== WORK REQUEST ==
Pull out from the material below all lines with "マイナー".

== RECORDS SUPPLIED ==

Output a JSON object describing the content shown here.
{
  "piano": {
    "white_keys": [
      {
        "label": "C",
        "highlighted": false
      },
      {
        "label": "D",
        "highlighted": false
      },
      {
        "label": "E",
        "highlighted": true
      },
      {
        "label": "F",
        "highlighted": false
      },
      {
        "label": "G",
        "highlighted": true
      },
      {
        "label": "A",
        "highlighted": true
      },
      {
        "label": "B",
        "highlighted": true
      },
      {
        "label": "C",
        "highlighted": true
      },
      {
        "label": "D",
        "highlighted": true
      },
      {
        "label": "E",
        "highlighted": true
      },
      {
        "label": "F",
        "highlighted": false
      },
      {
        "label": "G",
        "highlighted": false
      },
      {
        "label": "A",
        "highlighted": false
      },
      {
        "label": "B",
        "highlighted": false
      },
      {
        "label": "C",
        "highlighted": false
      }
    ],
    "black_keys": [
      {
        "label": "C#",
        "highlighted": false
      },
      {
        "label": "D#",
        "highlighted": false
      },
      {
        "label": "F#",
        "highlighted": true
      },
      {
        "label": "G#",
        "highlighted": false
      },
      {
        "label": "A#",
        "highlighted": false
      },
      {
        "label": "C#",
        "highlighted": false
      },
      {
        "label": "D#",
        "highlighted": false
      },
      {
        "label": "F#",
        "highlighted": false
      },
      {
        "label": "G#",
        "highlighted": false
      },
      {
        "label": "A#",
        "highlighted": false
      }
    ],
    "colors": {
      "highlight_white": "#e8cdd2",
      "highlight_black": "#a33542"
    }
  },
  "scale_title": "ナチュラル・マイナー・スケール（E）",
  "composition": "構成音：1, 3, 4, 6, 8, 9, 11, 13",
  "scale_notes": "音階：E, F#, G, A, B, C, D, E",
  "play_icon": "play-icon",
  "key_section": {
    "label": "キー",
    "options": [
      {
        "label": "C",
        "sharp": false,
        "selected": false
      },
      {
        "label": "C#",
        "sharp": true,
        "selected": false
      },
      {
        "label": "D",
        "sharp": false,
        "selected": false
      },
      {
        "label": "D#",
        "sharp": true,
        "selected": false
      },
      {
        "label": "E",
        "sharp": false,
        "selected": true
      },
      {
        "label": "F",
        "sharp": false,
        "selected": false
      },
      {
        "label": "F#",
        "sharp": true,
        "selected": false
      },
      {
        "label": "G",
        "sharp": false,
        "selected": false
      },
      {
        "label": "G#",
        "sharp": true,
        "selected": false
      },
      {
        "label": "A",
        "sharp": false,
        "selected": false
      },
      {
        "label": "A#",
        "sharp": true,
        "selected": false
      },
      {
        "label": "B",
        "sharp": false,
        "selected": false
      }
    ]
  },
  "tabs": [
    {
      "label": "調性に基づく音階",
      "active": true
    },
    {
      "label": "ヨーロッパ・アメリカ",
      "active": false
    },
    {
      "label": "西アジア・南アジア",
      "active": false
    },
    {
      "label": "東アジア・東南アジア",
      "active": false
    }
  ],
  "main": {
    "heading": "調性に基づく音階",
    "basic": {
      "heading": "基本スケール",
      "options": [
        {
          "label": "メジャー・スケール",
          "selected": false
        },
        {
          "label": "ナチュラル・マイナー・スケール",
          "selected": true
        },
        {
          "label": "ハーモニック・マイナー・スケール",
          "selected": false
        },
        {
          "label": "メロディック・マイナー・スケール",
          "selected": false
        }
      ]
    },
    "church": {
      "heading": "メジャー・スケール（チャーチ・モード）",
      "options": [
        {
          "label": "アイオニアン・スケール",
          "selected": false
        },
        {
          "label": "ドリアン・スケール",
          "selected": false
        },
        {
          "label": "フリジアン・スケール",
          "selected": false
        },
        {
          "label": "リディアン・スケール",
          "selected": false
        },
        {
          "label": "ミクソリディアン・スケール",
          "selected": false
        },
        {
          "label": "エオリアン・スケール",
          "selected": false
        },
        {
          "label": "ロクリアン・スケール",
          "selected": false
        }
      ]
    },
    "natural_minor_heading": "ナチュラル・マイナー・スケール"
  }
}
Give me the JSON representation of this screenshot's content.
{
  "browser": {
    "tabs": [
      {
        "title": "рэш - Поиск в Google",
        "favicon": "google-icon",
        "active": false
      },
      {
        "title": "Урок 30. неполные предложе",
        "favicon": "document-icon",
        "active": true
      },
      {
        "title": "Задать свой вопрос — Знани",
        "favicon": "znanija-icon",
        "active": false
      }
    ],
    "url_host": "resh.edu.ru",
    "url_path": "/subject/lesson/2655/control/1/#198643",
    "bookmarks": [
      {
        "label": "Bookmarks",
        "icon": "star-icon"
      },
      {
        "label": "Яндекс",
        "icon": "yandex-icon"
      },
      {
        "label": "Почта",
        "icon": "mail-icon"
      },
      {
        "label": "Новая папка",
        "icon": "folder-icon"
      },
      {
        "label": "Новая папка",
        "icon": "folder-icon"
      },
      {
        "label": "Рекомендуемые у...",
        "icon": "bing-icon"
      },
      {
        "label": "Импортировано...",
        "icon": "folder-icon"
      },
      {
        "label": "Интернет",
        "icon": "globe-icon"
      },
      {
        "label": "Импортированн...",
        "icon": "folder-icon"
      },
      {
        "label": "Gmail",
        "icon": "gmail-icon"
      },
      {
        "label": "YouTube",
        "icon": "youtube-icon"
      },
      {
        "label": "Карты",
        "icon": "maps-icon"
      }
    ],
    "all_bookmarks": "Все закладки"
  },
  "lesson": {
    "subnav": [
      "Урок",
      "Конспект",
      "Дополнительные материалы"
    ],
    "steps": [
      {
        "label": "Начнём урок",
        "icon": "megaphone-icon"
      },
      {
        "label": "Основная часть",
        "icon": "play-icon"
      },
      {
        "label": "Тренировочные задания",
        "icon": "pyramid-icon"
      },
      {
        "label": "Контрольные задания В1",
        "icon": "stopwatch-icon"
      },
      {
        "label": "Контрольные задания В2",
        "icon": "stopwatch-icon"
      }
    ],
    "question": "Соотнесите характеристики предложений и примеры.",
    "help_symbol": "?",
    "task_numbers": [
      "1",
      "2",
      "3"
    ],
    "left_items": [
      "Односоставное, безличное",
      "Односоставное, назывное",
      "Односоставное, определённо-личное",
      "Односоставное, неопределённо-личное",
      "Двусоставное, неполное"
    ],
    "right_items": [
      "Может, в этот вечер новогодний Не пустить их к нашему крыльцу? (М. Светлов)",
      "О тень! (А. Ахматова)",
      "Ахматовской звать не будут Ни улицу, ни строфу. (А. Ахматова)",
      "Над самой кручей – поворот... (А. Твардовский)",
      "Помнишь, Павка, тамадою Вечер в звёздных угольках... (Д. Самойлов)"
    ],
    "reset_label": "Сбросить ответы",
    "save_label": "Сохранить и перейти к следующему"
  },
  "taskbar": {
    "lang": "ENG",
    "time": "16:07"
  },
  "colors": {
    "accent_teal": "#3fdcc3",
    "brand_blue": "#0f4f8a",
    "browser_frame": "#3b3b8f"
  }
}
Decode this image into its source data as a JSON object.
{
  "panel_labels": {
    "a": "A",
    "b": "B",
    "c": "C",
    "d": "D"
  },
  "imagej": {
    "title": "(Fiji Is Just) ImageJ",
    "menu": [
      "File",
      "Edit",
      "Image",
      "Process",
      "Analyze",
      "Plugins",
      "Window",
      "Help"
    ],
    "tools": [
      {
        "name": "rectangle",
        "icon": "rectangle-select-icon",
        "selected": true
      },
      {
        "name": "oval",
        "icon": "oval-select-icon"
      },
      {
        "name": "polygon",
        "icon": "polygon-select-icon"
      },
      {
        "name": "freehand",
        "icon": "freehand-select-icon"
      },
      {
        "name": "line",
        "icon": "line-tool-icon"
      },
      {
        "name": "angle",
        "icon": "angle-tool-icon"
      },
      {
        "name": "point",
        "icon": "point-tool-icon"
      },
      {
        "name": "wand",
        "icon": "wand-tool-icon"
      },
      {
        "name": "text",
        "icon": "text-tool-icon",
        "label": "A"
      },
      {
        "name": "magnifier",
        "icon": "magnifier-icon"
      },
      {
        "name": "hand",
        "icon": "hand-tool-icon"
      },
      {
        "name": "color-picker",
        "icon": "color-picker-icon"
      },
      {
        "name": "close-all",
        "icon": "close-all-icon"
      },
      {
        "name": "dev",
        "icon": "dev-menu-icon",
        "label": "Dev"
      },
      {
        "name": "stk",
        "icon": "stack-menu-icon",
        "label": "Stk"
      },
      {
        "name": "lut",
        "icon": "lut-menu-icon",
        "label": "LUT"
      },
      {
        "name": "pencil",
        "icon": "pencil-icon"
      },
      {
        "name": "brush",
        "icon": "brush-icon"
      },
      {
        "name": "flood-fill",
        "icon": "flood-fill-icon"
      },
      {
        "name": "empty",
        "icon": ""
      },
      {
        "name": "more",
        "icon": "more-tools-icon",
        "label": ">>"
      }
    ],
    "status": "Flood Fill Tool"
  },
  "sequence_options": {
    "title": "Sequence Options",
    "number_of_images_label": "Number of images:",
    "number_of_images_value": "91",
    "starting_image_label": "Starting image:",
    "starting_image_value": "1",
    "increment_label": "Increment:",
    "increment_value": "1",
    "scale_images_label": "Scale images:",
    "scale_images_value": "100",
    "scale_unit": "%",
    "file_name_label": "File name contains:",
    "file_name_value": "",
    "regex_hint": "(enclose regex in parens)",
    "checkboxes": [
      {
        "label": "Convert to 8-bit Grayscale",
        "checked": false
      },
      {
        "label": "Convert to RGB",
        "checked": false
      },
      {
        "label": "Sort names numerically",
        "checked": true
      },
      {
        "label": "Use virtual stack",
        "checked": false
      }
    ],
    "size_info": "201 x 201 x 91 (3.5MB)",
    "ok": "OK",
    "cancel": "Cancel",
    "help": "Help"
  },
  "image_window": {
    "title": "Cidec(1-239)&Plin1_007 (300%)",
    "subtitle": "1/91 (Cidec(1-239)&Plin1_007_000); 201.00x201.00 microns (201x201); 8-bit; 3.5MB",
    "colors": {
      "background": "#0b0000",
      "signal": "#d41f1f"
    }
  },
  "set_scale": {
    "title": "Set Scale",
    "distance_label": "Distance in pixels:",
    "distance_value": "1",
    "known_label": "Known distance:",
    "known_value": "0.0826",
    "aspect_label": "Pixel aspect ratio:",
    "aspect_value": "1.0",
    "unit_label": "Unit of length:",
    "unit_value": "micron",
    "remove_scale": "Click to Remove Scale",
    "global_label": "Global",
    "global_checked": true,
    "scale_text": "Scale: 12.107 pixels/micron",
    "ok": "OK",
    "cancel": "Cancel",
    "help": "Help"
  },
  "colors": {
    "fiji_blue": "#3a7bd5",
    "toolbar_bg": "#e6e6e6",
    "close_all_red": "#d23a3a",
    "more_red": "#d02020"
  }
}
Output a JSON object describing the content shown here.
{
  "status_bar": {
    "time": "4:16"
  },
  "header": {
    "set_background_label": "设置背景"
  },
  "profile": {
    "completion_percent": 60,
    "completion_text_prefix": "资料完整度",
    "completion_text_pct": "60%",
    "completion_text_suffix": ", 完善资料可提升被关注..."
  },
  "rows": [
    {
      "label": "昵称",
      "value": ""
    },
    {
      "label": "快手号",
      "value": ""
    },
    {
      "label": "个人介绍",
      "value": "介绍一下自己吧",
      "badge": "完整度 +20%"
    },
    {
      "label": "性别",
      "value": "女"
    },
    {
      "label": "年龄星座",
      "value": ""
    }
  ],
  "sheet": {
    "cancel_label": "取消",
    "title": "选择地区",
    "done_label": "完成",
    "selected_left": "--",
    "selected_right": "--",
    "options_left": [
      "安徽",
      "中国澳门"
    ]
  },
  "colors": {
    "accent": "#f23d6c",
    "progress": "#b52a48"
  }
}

== EXERCISE RESULT ==
  "scale_title": "ナチュラル・マイナー・スケール（E）",
          "label": "ナチュラル・マイナー・スケール",
          "label": "ハーモニック・マイナー・スケール",
          "label": "メロディック・マイナー・スケール",
    "natural_minor_heading": "ナチュラル・マイナー・スケール"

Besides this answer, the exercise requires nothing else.